What follows is a wonderfully heartfelt moment, just as Tetsuo is really doubting himself. Showing caring and gratitude, the girls and Sakie send him a video saying how much they appreciate the help they’ve given them, and more than the help, the opportunity for them to be themselves and discuss themselves with someone else without feeling like it’s going too far. Sakie even offers to reciprocate, maybe getting a little forward with asking him out for drinks to discuss things, but runs out of steam. And even if Hikari doesn’t add to the video, her time with Tetsuo where she shouts how much he inspires her is more the things that she probably was too embarrassed to say in front of the other girls.
Hikari adds her own part in person
But I think that I’m not really sure I’d agree with what the Vice-principal says. From what I see, the fact of having a teacher that’s so close to the girls is more likely to let them gain confidence in themselves and help them engender those relationships with the other teachers, instead of the other way around. Maybe it’s more of a western idea, but teachers who take that individual interest in their students, whether it be for just a few students or for all of them, but still meeting them individually, seem to be the ones that are remembered, the ones that are thought of as inspirations. Yes, you want young people growing up to learn a sense of independence and responsibility. But if you just throw them to the wolves, as it were, it can be the breeding ground for their insecurities and lead to a bad place. Is it likely that Hikari would become a brooding emo vampire kid? No, certainly not. But what if Yuki hadn’t had someone that she felt just a little less uncomfortable talking to? How much deeper into her own worries would she have gotten, perhaps reinforcing thought patterns that would make it much tougher for her to express herself? I think that it’s good to have teens grow up to be good adults, and responsible people. But I don’t think that the way to do it is necessarily to limit their contact with agreeable adults.
And someone finally cheers up

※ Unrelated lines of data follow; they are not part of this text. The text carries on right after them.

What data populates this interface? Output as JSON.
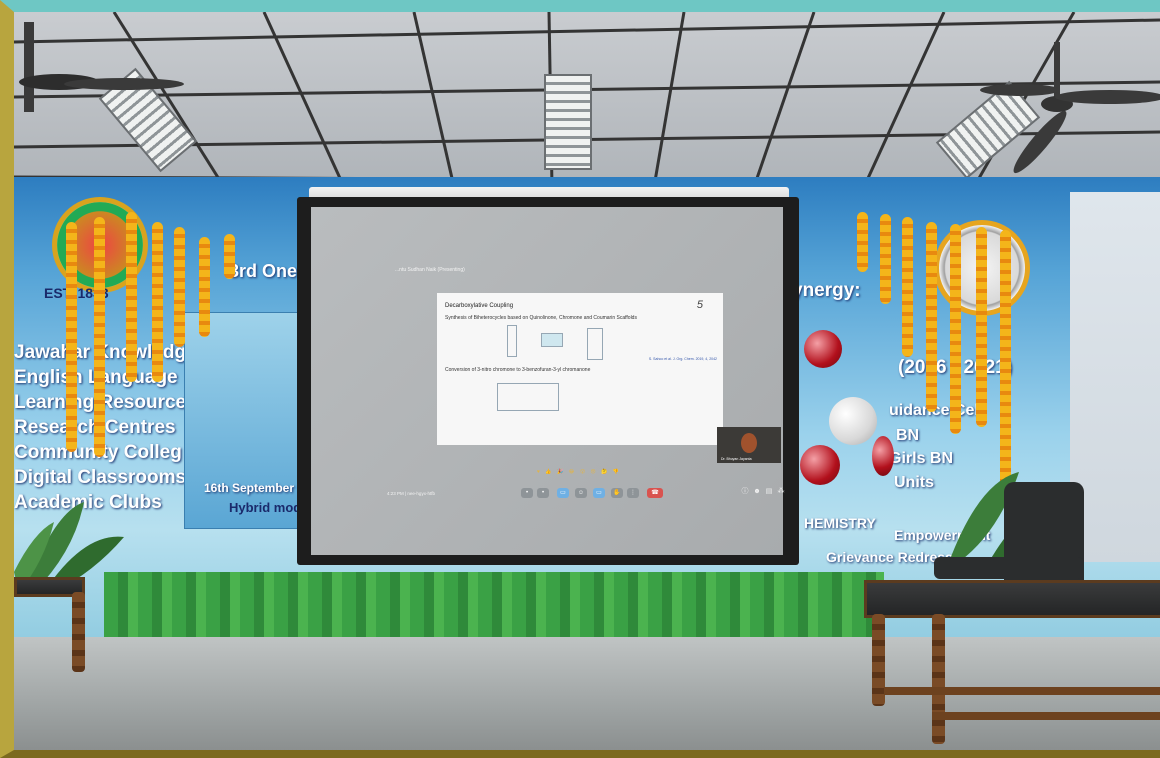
{
  "banner": {
    "left_lines": [
      "Jawahar Knowledg",
      "English Language",
      "Learning Resource",
      "Research Centres",
      "Community Colleg",
      "Digital Classrooms",
      "Academic Clubs"
    ],
    "est_label": "EST. 1833",
    "event_title_fragment": "3rd One D",
    "date_fragment": "16th September",
    "mode_fragment": "Hybrid mod",
    "synergy_fragment": "ynergy:",
    "years_fragment": "(2016 - 2021)",
    "right_lines": [
      "uidance Cell",
      "BN",
      "Girls BN",
      "Units"
    ],
    "chemistry_fragment": "HEMISTRY",
    "empowerment_fragment": "Empowerment",
    "grievance_fragment": "Grievance Redress"
  },
  "projection": {
    "meeting_title": "...ntu Sudhan Naik (Presenting)",
    "slide": {
      "title": "Decarboxylative Coupling",
      "line1": "Synthesis of Biheterocycles based on Quinolinone, Chromone and Coumarin Scaffolds",
      "line2": "Conversion of 3-nitro chromone to 3-benzofuran-3-yl chromanone",
      "page_number": "5",
      "reference": "S. Sahoo et al. J. Org. Chem. 2019, 4, 2042"
    },
    "video_participant": "Dr. Bhuyan Jayanta",
    "taskbar_time": "4:23 PM  |  nee-hgyx-htfb",
    "reactions": "♥ 👍 🎉 😂 😮 😢 🤔 👎",
    "controls": [
      "mic",
      "camera",
      "captions",
      "emoji",
      "present",
      "raise-hand",
      "more",
      "end-call"
    ]
  },
  "colors": {
    "frame_top": "#6ec7c4",
    "frame_left": "#b8a53e",
    "banner_blue": "#2d7dc0",
    "screen_black": "#1d1d1d",
    "projection_gray": "#b1b4b6"
  }
}
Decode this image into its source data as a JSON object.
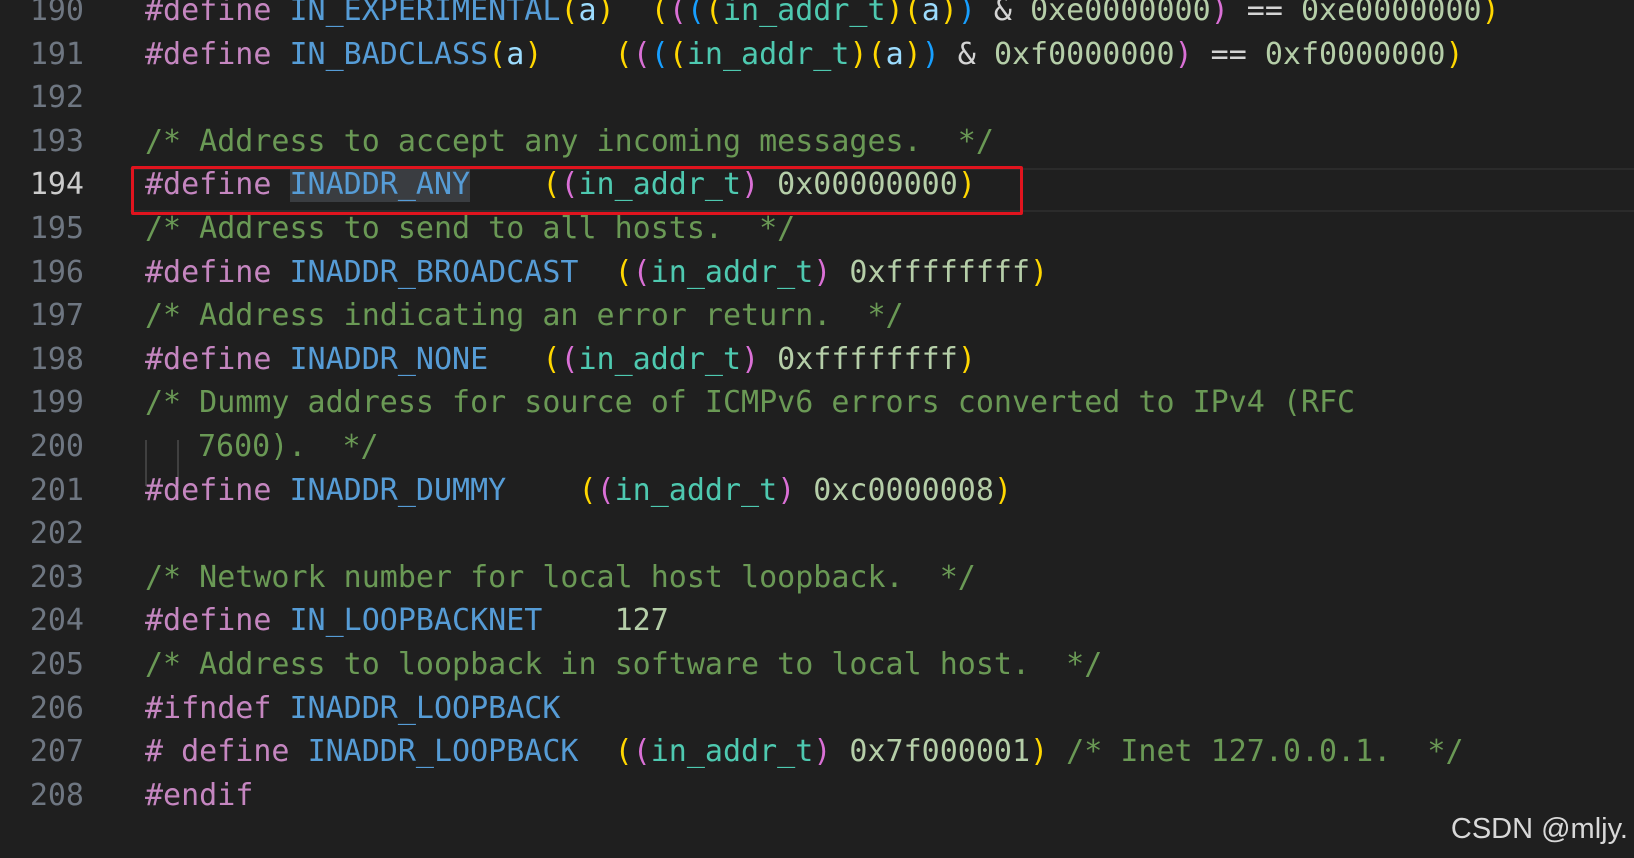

I love the little things the show does. Things like reminding us about Hikari’s differences like being able to identify him from a quarter-mile away. Things like having Tetsuo start the video on his phone in portrait mode, switch to landscape, and then have the video switch. Things like when Sakie was talking to Ugaki a few episodes ago, have her fidgeting with the bear while on the phone. Or when Kyouko is first talking to Tetsuo, the way her arms are moving while he’s holding her head. When you start learning a little bit about the production process in anime, it becomes clear that every bit of movement costs money. So you end up with a lot of cuts that are static shots, that are pans over unmoving things, a lot of background people standing still. Everyone does it, because it’s the cumulative cost of those little things that eat into your margin of both money and time. Which is why it’s great to see these little “extra” movements in this show. The things that take the animation out of the uncanny valley and into our hearts, that humanize the characters, that help show their anxiety, their excitement, their impatience. It’s not big and flashy. It’s small and probably unnoticed by a lot of people who “watch” these shows in the background while they’re playing a video game or cooking dinner, who don’t give it their full attention, who skip through or play at double speed because “Well, we’re reading it anyway, right?” But that’s what gives these shows the connection to me, the love and care that they put into the production that comes through as their love of the work, and comes to us as characters we love.